**Task instructions:** Line by line, set down the following material again exactly.

**Provided records:**
------------------------------

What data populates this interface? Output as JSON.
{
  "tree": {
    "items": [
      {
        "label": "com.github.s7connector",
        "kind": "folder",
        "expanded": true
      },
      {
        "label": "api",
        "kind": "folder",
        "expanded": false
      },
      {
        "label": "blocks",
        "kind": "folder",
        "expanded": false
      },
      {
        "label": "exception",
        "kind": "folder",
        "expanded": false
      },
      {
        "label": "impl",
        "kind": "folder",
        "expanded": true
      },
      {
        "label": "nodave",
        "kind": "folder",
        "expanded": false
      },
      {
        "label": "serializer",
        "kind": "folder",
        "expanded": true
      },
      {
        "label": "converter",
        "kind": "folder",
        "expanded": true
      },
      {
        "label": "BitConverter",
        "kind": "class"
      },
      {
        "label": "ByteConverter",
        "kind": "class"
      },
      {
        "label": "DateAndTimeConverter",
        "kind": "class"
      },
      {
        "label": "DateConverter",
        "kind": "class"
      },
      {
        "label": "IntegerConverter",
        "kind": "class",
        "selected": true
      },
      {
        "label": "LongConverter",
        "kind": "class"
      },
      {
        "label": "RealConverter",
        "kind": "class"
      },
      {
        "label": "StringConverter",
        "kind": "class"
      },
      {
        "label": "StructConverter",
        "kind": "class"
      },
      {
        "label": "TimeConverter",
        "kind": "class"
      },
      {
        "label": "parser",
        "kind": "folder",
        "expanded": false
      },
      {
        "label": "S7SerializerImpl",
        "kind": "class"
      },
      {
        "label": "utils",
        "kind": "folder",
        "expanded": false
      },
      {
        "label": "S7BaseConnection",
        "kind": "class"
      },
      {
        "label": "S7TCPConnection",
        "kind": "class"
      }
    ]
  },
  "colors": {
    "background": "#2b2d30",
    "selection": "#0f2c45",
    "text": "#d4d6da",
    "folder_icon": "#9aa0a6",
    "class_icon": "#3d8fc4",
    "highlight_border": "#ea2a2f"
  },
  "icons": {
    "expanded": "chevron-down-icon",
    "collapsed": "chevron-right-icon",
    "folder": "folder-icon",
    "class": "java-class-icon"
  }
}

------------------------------

**Answer section:**
What data populates this interface? Output as JSON.
{
  "tree": {
    "items": [
      {
        "label": "com.github.s7connector",
        "kind": "folder",
        "expanded": true
      },
      {
        "label": "api",
        "kind": "folder",
        "expanded": false
      },
      {
        "label": "blocks",
        "kind": "folder",
        "expanded": false
      },
      {
        "label": "exception",
        "kind": "folder",
        "expanded": false
      },
      {
        "label": "impl",
        "kind": "folder",
        "expanded": true
      },
      {
        "label": "nodave",
        "kind": "folder",
        "expanded": false
      },
      {
        "label": "serializer",
        "kind": "folder",
        "expanded": true
      },
      {
        "label": "converter",
        "kind": "folder",
        "expanded": true
      },
      {
        "label": "BitConverter",
        "kind": "class"
      },
      {
        "label": "ByteConverter",
        "kind": "class"
      },
      {
        "label": "DateAndTimeConverter",
        "kind": "class"
      },
      {
        "label": "DateConverter",
        "kind": "class"
      },
      {
        "label": "IntegerConverter",
        "kind": "class",
        "selected": true
      },
      {
        "label": "LongConverter",
        "kind": "class"
      },
      {
        "label": "RealConverter",
        "kind": "class"
      },
      {
        "label": "StringConverter",
        "kind": "class"
      },
      {
        "label": "StructConverter",
        "kind": "class"
      },
      {
        "label": "TimeConverter",
        "kind": "class"
      },
      {
        "label": "parser",
        "kind": "folder",
        "expanded": false
      },
      {
        "label": "S7SerializerImpl",
        "kind": "class"
      },
      {
        "label": "utils",
        "kind": "folder",
        "expanded": false
      },
      {
        "label": "S7BaseConnection",
        "kind": "class"
      },
      {
        "label": "S7TCPConnection",
        "kind": "class"
      }
    ]
  },
  "colors": {
    "background": "#2b2d30",
    "selection": "#0f2c45",
    "text": "#d4d6da",
    "folder_icon": "#9aa0a6",
    "class_icon": "#3d8fc4",
    "highlight_border": "#ea2a2f"
  },
  "icons": {
    "expanded": "chevron-down-icon",
    "collapsed": "chevron-right-icon",
    "folder": "folder-icon",
    "class": "java-class-icon"
  }
}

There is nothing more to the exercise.